Human Rights Watch and other organizations have repeatedly said that Russia's leadership has not been willing to take on the responsibility for the negative effects the games have had on Russian people and the environment: a massive road and rail link connecting the Olympic venues was built through a pristine mountain valley and 2,000 families were resettled. Some of those families haven't been compensated yet. The games have also put a spotlight on the country's harsh anti-gay laws.
In an effort to focus on the grandiosity of the games, the Russian government has mostly overlooked these issues, observers say. Lilia Shevtsova, senior associate at the Carnegie Moscow Center, said with having focused the opening ceremony on Russia's history, organizers were able to appeal to Russia's population.
"Sochi is a glamorous project that is meant to appeal to the people inside Russia," she said. "It distracts the people from their utility bills."
The games also serve the vanity of Russia's leadership and offer citizens a strong fix of nostalgia of the country's once-great power status, she said.
At a recent press conference at Sochi's Olympic Park, Dmitri Kozak, a deputy prime minister and long-standing aide to President Putin, said the Games are a "huge victory" for the country.
"As they say, you don't judge the winners," he said confidently adding that the government investment in Sochi would be recouped within a decade.
Russian fans in downtown Sochi attested to that. Aleksandr Nekrasov, who traveled to Sochi from Syktyvkar in northern Russia, said the games bring out the country's pride.
"The whole country is cheering for the Olympics," he said. "Our relatives call us almost crying and having tears of happiness for the country."
But this newly found patriotism is unlikely to last long, Shevtsova said.
"People are watching glamorous ceremonies in shabby apartments," she said. "So they will sober up quickly."

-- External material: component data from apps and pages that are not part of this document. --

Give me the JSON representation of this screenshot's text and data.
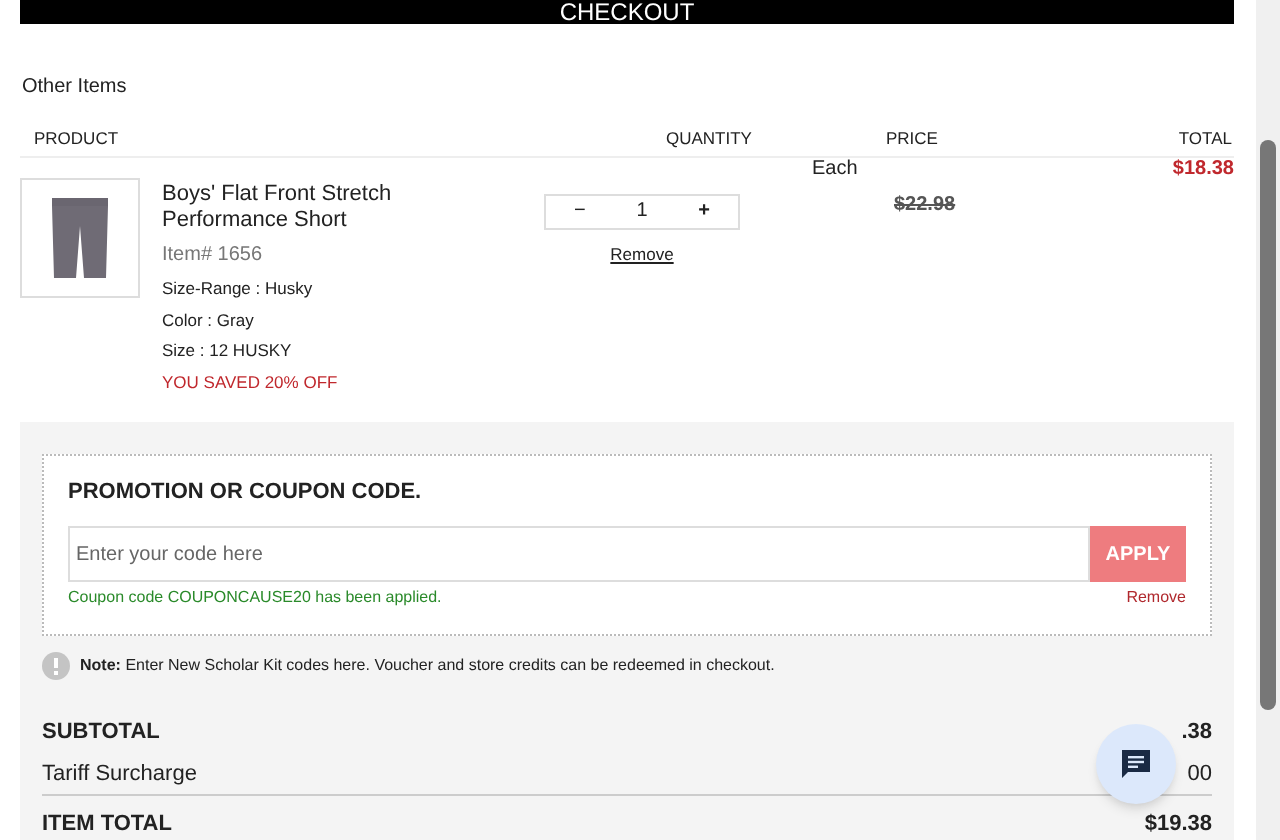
{
  "checkout_button": "CHECKOUT",
  "section_title": "Other Items",
  "table": {
    "columns": [
      "PRODUCT",
      "QUANTITY",
      "PRICE",
      "TOTAL"
    ],
    "rows": [
      {
        "kind": "picture",
        "name": "Boys' Flat Front Stretch Performance Short",
        "item_number": "Item# 1656",
        "attributes": [
          "Size-Range : Husky",
          "Color : Gray",
          "Size : 12 HUSKY"
        ],
        "savings": "YOU SAVED 20% OFF",
        "decrement": "−",
        "quantity": "1",
        "increment": "+",
        "remove": "Remove",
        "price_label": "Each",
        "original_price": "$22.98",
        "total": "$18.38"
      }
    ]
  },
  "coupon": {
    "title": "PROMOTION OR COUPON CODE.",
    "placeholder": "Enter your code here",
    "apply_button": "APPLY",
    "applied_message": "Coupon code COUPONCAUSE20 has been applied.",
    "remove": "Remove"
  },
  "note": {
    "label": "Note:",
    "text": "Enter New Scholar Kit codes here. Voucher and store credits can be redeemed in checkout."
  },
  "summary": [
    {
      "label": "SUBTOTAL",
      "value": ".38",
      "bold": true
    },
    {
      "label": "Tariff Surcharge",
      "value": "00",
      "bold": false
    },
    {
      "label": "ITEM TOTAL",
      "value": "$19.38",
      "bold": true
    }
  ]
}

Russia's economy is slowing, as foreign investment dries up and commodity prices fall. If economic woes worsen, the investment in the Olympic Games will turn from boost to liability, Shevtsova said. The hoped-for shot in the arm for Russia's image — domestically and abroad — could disappear quickly.

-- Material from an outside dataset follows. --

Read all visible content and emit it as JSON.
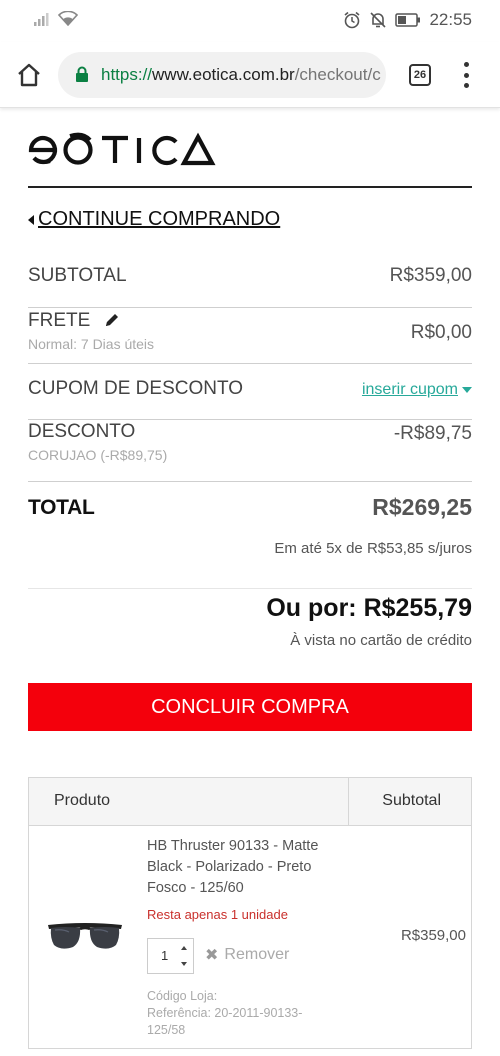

"In the short term, people will say 'he did it'," she said of Putin pulling off these games. But Sochi could quickly turn into a problem for his legacy. Shevtsova said the biggest issue is what will happen to the Olympic venues and infrastructure after the games end the world has gone home.
"Sochi will become a ghost city," she predicted. "For ordinary people, it's too expensive, and for rich people, why would they go the Northern Caucasus?"
If the glitzy venues in Sochi's Olympic park do fall into disrepair, they could soon become leftover reminders of Russia's hope for new glory, just as Matsesta Sanitorium's today is a memorial to the country's grand Soviet past.